I wasn’t either.
We both had played baseball for a couple of years when we were in grade school and both had abandoned it for basketball, a sport which fit our height, love of the speed of the game and competitive nature better. We both played high school basketball and, during my early teen years when a conversation between us was rare as Haley’s Comet, we found a commonality in the sport. The gleaming golden courts were our house of worship. The squeak of shoes and the sound of a ball bouncing were our incantations. A game was a time where we could both watch the same thing, harbor the same passion and talk to each other about the same truths. We felt very similar with UGA football, but never with soccer, pro football or baseball.
So, when my late Uncle Mike invited my dad, me and my brother Jonathan to attend an Atlanta Braves game a decade ago, well, we weren’t that interested in the game, but we were interested in spending time with Mike. At that point in his life, Mike had endured beyond his share of tragedy and become an extremely solitary man and we all jumped at an opportunity to spend time with him. Driving down to the game, my dad was still skeptical about going to a game and I recall telling him, “Hey, Dad, I don’t even like baseball, but a spring evening at Turner Field is a beautiful sight and a relaxing way to spend the evening.”
The four of us met down there and wound our way to our seats. We passed the vendors and I saw a familiar face as Braves announcer Joe Simpson conducted a remote broadcast. I had interviewed him for our third issue of Cobb Life and whether he recognized me or not, he was kind enough to nod back. Mike led us to what he called, “the best seats in the stadium.” It was a row of four located about eight rows behind home plate and a gift from his company. I can’t recall who the Braves were playing that afternoon or if they won or lost. But, I do recall sipping on a Coke, my dad on one side, my brother on the other. I recall leaning over every now and then hoping to steal snatches of conversation between my uncle and my dad. And I recall a wonderful evening in downtown Atlanta in late spring.

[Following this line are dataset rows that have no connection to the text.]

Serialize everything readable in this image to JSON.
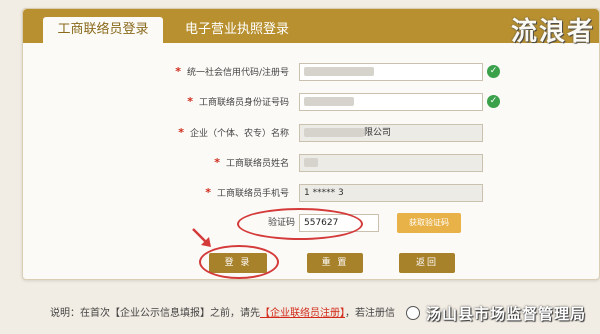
{
  "tabs": [
    {
      "label": "工商联络员登录",
      "active": true
    },
    {
      "label": "电子营业执照登录",
      "active": false
    }
  ],
  "watermark_top": "流浪者",
  "form": {
    "fields": [
      {
        "label": "统一社会信用代码/注册号",
        "value": "",
        "required": true,
        "verified": true
      },
      {
        "label": "工商联络员身份证号码",
        "value": "",
        "required": true,
        "verified": true
      },
      {
        "label": "企业（个体、农专）名称",
        "value": "限公司",
        "required": true,
        "verified": false
      },
      {
        "label": "工商联络员姓名",
        "value": "",
        "required": true,
        "verified": false
      },
      {
        "label": "工商联络员手机号",
        "value": "1 ***** 3",
        "required": true,
        "verified": false
      }
    ],
    "captcha": {
      "label": "验证码",
      "value": "557627",
      "button": "获取验证码"
    },
    "buttons": {
      "login": "登 录",
      "reset": "重 置",
      "back": "返回"
    }
  },
  "notice": {
    "prefix": "说明：在首次【企业公示信息填报】之前，请先",
    "link": "【企业联络员注册】",
    "suffix": "，若注册信"
  },
  "watermark_bottom": "汤山县市场监督管理局",
  "colors": {
    "accent": "#b8902f",
    "button": "#a8812b",
    "highlight": "#d43a3a",
    "check": "#3aa14a"
  },
  "icons": [
    "check-icon",
    "arrow-icon",
    "wechat-icon"
  ]
}
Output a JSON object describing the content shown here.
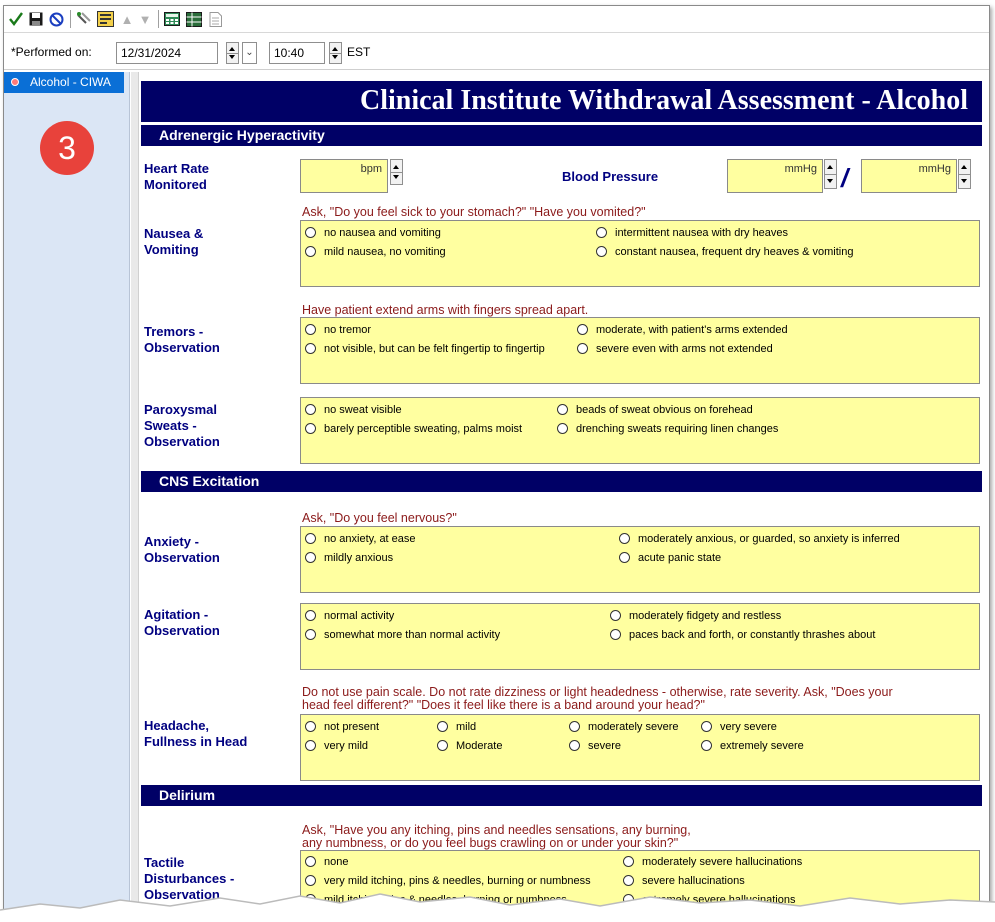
{
  "toolbar": {
    "icons": [
      "check-icon",
      "save-icon",
      "cancel-icon",
      "tools-icon",
      "form-icon",
      "arrow-up-icon",
      "arrow-down-icon",
      "calculator-icon",
      "table-icon",
      "document-icon"
    ]
  },
  "performed": {
    "label": "*Performed on:",
    "date": "12/31/2024",
    "time": "10:40",
    "timezone": "EST"
  },
  "sidebar": {
    "item_label": "Alcohol - CIWA",
    "badge": "3"
  },
  "form": {
    "title": "Clinical Institute Withdrawal Assessment - Alcohol",
    "sections": {
      "adrenergic": "Adrenergic Hyperactivity",
      "cns": "CNS Excitation",
      "delirium": "Delirium"
    },
    "heart_rate": {
      "label_1": "Heart Rate",
      "label_2": "Monitored",
      "unit": "bpm"
    },
    "blood_pressure": {
      "label": "Blood Pressure",
      "unit_1": "mmHg",
      "unit_2": "mmHg",
      "separator": "/"
    },
    "nausea": {
      "label_1": "Nausea &",
      "label_2": "Vomiting",
      "instruction": "Ask, \"Do you feel sick to your stomach?\" \"Have you vomited?\"",
      "options": [
        "no nausea and vomiting",
        "intermittent nausea with dry heaves",
        "mild nausea, no vomiting",
        "constant nausea, frequent dry heaves & vomiting"
      ]
    },
    "tremors": {
      "label_1": "Tremors -",
      "label_2": "Observation",
      "instruction": "Have patient extend arms with fingers spread apart.",
      "options": [
        "no tremor",
        "moderate, with patient's arms extended",
        "not visible, but can be felt fingertip to fingertip",
        "severe even with arms not extended"
      ]
    },
    "sweats": {
      "label_1": "Paroxysmal",
      "label_2": "Sweats -",
      "label_3": "Observation",
      "options": [
        "no sweat visible",
        "beads of sweat obvious on forehead",
        "barely perceptible sweating, palms moist",
        "drenching sweats requiring linen changes"
      ]
    },
    "anxiety": {
      "label_1": "Anxiety -",
      "label_2": "Observation",
      "instruction": "Ask, \"Do you feel nervous?\"",
      "options": [
        "no anxiety, at ease",
        "moderately anxious, or guarded, so anxiety is inferred",
        "mildly anxious",
        "acute panic state"
      ]
    },
    "agitation": {
      "label_1": "Agitation -",
      "label_2": "Observation",
      "options": [
        "normal activity",
        "moderately fidgety and restless",
        "somewhat more than normal activity",
        "paces back and forth, or constantly thrashes about"
      ]
    },
    "headache": {
      "label_1": "Headache,",
      "label_2": "Fullness in Head",
      "instruction_1": "Do not use pain scale.  Do not rate dizziness or light headedness - otherwise, rate severity.  Ask, \"Does your",
      "instruction_2": "head feel different?\"  \"Does it feel like there is a band around your head?\"",
      "options": [
        "not present",
        "mild",
        "moderately severe",
        "very severe",
        "very mild",
        "Moderate",
        "severe",
        "extremely severe"
      ]
    },
    "tactile": {
      "label_1": "Tactile",
      "label_2": "Disturbances -",
      "label_3": "Observation",
      "instruction_1": "Ask, \"Have you any itching, pins and needles sensations, any burning,",
      "instruction_2": "any numbness, or do you feel bugs crawling on or under your skin?\"",
      "options": [
        "none",
        "moderately severe hallucinations",
        "very mild itching, pins & needles, burning or numbness",
        "severe hallucinations",
        "mild itching, pins & needles, burning or numbness",
        "extremely severe hallucinations"
      ]
    }
  }
}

To me, that story summarizes what a good baseball game is all about. Oh yes, it can be exciting and enthralling, but it also a sport that lends itself to a more relaxing atmosphere, where the emphasis is as much on the experience as the scoreboard. I attended maybe a half dozen games at Turner Field and I can recall most of them. I watched Sammy Sosa’s massive frame rise from the dugout when the Braves played the Cubs, twice attended the UGA-Tech series sponsored by Children’s Healthcare of Atlanta — one of my favorite Atlanta sporting events — with my nephew, brother-in-law and friend Allen, and, yes, enjoyed that April game over 10 years ago with Uncle Mike.
I don’t knock the box score geeks or the over-thinkers of baseball. And I don’t knock those who put down other sports, calling baseball a “true gentleman’s sport.” In my 40s, I have little time to devote to sports debates and have given in to the true nature of one who is too creaky to play: Relaxation, escapism, enjoyment.
A baseball game is a prime time for these activities. You can order a Coke and not worry about spilling it by jumping up and down constantly. You can relax. Watch the kids. People watch. Eat an All-American hot dog. Sure, you won’t get the intensity of a UGA-Auburn football game or a UNC-Georgia Tech basketball game, but you don’t expect it either.
Now, SunTrust Park and the Braves are here and the season is upon us. I can’t tell you the RBI count of every player, the batting order or who can pitch the best, but I can tell you I’m looking forward to another afternoon watching the Braves, sipping a Coke and making new memories in a new park.
Have a great season. Go Braves.